1. This is an application under Section 520, Criminal P.C., made by the petitioner in reference to an order passed by the learned Chief Presidency Magistrate. The facts underlying the application are that the petitioner, a pensioner, made over his pension papers to the opposite party in connexion with negotiations for a loan to be made to him by the opposite party. The grant of the loan was followed by criminal proceedings against the petitioner who was alleged to have cheated his creditor in connexion with the advance of the money lent. These criminal proceedings ultimately resulted in the acquittal of the petitioner, but the pension papers which had been produced by the creditor as evidence in the criminal case appeared to have remained up to the present day in the custody of the Court. The petitioner applied to the Chief Presidency Magistrate under Section 517 of the Code to have the papers returned to him. The learned Magistrate was of opinion that the only order he could legally pass was that they should be returned to the party who produced them at the trial. Against that order, the present application has been made. Under Section 517 of the Code, the Court has jurisdiction to make such an order as it thinks fit, for the delivery to any person claiming to be entitled to possession of it any document produced in a proceeding. Any such order is subject to the revision of this Court, in virtue of Section 520 of the Code.
2. In the present case we are dealing with a particular document, to wit, a pension paper or pension papers which have no value whatsoever to any person except the person entitled under them to draw the pension. Moreover, under the provisions of the Pension Act, the money which the petitioner alone is entitled to draw in virtue of those pension papers, is protected from seizure, attachment or sequestration by process of any Court in British India, at the instance of a creditor for any demand against the pensioner. It is perfectly true that in an ordinary case of property or documents with which the Court is called upon to deal, under the provisions of Section 517, the proper order to pass generally is that such property or such document should in the absence of a definite finding as to the ownership, be returned to the person with whom it was found. In the present case, however, there is a marked exception to the general rule. Here there can be no question that the only person entitled to the possession of the papers is the pensioner himself, and further the only person to whom they have any value whatsoever is the pensioner himself. In this state of affairs, the common sense view of the matter is that the petitioner should be allowed to regain possession of his own papers. We accordingly direct in modification of the order made by the learned Chief Presidency Magistrate, that the pension papers now said to be in the custody of the Court be returned to the petitioner in this application.

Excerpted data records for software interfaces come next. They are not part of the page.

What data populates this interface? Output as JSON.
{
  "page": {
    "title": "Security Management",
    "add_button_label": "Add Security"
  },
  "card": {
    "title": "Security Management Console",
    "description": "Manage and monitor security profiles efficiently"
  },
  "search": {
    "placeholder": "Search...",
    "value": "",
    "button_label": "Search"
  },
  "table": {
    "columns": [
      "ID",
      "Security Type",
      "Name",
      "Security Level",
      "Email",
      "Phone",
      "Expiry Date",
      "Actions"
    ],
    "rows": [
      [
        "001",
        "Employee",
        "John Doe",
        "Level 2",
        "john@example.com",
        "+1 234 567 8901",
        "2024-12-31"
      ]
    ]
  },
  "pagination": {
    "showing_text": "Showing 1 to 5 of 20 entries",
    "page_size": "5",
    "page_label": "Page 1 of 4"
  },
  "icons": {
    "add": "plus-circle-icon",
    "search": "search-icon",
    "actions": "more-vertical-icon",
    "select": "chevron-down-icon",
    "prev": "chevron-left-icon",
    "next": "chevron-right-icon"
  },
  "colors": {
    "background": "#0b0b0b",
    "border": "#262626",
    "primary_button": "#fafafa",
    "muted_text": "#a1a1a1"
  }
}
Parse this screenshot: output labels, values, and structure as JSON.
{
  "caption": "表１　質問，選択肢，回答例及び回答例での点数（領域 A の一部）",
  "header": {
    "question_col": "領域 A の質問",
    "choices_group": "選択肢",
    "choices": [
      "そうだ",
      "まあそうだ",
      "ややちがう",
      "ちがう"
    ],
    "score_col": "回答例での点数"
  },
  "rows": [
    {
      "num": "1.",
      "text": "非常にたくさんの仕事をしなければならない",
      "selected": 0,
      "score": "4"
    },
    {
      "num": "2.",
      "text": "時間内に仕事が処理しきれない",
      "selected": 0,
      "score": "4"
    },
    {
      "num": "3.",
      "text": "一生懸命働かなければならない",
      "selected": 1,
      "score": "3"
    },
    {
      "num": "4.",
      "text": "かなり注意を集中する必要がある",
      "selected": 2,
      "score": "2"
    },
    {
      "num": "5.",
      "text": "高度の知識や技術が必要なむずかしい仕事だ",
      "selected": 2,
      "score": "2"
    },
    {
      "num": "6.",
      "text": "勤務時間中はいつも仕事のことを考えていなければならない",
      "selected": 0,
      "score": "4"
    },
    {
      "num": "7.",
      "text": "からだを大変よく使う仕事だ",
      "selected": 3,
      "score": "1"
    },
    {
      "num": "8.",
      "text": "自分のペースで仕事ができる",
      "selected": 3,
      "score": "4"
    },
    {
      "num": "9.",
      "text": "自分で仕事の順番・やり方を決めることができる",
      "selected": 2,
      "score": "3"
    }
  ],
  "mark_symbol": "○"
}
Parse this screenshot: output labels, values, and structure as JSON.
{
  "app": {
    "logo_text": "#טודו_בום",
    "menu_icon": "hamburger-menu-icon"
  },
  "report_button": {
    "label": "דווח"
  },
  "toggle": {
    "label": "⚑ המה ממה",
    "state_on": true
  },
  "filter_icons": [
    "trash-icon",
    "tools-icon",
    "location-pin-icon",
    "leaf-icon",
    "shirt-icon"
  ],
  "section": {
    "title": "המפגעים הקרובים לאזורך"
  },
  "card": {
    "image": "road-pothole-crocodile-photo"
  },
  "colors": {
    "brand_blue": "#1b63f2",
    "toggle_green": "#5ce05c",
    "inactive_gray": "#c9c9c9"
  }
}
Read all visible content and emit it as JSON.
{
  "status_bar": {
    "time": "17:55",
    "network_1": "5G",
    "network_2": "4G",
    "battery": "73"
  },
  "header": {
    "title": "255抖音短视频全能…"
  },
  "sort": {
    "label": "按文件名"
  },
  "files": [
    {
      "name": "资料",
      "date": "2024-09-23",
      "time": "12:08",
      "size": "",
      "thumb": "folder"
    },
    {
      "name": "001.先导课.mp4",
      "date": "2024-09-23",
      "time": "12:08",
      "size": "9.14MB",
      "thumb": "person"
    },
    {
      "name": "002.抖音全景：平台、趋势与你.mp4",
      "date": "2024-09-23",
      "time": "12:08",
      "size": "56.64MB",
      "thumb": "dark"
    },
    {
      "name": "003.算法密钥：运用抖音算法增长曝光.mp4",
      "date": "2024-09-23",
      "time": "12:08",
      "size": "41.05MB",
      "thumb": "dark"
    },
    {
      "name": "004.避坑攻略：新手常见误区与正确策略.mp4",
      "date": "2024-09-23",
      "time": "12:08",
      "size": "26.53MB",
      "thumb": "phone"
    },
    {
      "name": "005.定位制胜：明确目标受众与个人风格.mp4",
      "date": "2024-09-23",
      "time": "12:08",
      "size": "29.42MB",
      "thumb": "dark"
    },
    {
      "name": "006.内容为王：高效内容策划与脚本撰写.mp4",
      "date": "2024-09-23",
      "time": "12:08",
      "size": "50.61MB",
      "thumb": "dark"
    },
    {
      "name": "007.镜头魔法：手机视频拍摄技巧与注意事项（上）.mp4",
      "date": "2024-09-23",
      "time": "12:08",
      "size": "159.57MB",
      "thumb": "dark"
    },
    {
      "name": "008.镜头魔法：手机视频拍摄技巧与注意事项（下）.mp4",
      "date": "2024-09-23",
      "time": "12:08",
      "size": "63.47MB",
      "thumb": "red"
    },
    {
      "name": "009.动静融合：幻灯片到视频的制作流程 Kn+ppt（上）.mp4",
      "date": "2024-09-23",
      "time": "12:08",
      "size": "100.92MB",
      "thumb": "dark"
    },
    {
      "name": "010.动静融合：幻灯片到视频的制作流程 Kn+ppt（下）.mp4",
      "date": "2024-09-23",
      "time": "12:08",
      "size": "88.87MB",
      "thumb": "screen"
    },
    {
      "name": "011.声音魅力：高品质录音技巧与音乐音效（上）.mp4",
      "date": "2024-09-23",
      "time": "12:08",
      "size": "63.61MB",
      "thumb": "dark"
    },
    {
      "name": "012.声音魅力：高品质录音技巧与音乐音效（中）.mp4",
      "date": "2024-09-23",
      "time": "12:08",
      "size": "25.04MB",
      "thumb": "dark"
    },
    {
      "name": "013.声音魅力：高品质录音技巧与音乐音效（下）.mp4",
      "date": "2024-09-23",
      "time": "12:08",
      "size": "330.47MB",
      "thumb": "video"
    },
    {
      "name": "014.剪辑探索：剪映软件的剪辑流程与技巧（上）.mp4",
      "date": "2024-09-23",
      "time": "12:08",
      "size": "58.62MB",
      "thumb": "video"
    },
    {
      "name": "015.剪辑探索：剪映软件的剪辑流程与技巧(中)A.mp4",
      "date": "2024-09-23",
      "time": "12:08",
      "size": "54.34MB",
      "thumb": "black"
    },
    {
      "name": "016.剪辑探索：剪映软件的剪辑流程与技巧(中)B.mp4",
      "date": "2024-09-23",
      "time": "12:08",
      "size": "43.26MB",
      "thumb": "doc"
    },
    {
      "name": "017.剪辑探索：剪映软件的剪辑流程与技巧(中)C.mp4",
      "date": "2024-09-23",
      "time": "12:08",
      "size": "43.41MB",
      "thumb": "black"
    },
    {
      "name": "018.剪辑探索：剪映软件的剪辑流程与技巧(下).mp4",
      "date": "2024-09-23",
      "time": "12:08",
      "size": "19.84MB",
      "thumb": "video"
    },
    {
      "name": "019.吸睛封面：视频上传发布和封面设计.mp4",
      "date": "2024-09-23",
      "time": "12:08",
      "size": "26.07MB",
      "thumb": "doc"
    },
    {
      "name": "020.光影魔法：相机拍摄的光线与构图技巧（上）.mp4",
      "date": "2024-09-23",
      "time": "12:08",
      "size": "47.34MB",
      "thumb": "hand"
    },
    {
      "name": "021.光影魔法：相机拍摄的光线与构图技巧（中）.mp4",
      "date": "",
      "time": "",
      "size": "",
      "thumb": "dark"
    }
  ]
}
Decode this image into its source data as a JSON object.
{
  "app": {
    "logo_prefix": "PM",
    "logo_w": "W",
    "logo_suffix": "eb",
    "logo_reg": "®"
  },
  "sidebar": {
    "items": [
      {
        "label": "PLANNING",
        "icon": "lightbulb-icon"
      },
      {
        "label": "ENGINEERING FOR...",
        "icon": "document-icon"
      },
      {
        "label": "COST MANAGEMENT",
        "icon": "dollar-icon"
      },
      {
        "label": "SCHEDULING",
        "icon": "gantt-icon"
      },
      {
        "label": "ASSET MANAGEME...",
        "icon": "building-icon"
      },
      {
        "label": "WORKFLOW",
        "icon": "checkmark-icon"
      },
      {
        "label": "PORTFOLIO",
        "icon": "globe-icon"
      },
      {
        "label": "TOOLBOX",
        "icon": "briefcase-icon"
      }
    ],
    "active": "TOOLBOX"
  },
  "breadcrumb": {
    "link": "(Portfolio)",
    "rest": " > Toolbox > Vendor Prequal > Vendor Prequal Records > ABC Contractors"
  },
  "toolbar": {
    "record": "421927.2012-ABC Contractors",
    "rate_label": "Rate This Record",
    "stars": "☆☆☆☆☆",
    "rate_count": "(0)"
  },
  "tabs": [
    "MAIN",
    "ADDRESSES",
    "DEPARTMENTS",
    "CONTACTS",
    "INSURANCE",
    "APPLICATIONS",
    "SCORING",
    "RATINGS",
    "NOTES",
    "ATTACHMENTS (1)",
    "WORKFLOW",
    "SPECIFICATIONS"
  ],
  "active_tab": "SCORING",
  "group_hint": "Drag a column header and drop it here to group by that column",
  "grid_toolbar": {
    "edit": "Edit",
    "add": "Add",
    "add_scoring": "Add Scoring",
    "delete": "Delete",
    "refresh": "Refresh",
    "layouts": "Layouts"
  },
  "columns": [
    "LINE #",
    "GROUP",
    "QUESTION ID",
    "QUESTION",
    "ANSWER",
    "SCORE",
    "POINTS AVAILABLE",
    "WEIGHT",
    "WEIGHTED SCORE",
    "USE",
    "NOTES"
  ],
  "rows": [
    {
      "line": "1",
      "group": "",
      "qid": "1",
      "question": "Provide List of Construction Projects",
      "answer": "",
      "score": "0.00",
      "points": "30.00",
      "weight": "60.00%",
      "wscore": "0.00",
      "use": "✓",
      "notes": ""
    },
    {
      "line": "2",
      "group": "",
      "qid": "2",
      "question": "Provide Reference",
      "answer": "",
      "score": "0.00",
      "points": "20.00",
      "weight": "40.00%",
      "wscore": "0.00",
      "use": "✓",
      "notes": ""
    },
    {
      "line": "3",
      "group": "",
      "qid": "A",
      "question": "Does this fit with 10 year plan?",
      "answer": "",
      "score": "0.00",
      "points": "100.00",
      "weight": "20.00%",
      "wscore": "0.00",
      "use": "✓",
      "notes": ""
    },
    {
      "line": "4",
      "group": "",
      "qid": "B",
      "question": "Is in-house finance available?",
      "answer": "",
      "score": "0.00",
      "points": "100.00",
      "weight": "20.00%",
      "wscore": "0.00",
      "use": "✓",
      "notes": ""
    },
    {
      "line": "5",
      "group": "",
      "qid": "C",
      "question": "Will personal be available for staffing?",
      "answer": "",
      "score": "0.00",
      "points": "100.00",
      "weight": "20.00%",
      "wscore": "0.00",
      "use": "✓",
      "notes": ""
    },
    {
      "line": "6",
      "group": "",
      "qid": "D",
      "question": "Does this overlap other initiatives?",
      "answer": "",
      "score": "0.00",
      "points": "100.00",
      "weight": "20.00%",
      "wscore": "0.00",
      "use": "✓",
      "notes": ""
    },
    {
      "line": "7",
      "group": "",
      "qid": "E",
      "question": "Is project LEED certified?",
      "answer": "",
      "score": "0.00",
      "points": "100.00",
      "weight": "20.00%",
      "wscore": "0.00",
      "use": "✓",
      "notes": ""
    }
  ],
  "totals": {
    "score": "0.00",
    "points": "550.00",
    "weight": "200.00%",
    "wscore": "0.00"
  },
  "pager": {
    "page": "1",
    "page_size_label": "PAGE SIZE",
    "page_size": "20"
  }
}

3. I agree. The learned Magistrate was not correct when he thought that he had no legal power to make an order in favour of the petitioner. The terms of Section 517, Criminal P.C., are plain enough. He however rightly lays down that ordinarily in a case where the accused is acquitted, any property before the Court will be returned to the person with whom it was found or who produced it. But this is not an ordinary case. The only person to whom the pension paper is of the slightest use is the petitioner. The complainant; cannot make a legitimate use of it and can only use it as a lever to extort money out of the petitioner; I am certainly not prepared to assist him to do that.